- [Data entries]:
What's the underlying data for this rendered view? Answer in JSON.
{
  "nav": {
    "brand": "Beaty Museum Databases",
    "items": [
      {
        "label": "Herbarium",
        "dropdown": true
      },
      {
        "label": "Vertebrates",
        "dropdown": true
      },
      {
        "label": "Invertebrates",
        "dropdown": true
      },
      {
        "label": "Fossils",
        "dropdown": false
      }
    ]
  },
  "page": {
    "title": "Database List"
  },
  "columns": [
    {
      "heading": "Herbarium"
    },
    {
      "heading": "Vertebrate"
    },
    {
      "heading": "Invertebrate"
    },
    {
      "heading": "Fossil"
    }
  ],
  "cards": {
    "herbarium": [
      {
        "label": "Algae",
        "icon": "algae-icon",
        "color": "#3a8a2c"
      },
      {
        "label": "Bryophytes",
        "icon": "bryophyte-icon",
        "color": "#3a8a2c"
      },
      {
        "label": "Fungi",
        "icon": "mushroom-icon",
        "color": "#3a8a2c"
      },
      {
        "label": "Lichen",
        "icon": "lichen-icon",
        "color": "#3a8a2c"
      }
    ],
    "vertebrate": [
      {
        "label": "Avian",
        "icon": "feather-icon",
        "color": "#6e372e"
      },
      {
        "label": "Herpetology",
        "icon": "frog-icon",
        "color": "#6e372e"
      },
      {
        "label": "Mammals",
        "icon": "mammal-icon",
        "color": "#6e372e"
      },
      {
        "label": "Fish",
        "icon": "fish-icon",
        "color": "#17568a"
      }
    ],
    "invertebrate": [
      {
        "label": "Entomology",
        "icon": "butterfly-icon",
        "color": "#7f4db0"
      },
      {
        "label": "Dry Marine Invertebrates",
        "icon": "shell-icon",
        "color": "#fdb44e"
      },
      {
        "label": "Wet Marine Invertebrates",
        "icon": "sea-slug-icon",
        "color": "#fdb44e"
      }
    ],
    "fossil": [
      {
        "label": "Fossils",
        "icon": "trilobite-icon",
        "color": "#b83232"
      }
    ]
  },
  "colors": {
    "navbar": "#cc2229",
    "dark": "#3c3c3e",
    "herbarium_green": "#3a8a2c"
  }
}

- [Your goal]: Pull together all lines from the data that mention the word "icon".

- [Response to this exercise]:
        "icon": "algae-icon",
        "icon": "bryophyte-icon",
        "icon": "mushroom-icon",
        "icon": "lichen-icon",
        "icon": "feather-icon",
        "icon": "frog-icon",
        "icon": "mammal-icon",
        "icon": "fish-icon",
        "icon": "butterfly-icon",
        "icon": "shell-icon",
        "icon": "sea-slug-icon",
        "icon": "trilobite-icon",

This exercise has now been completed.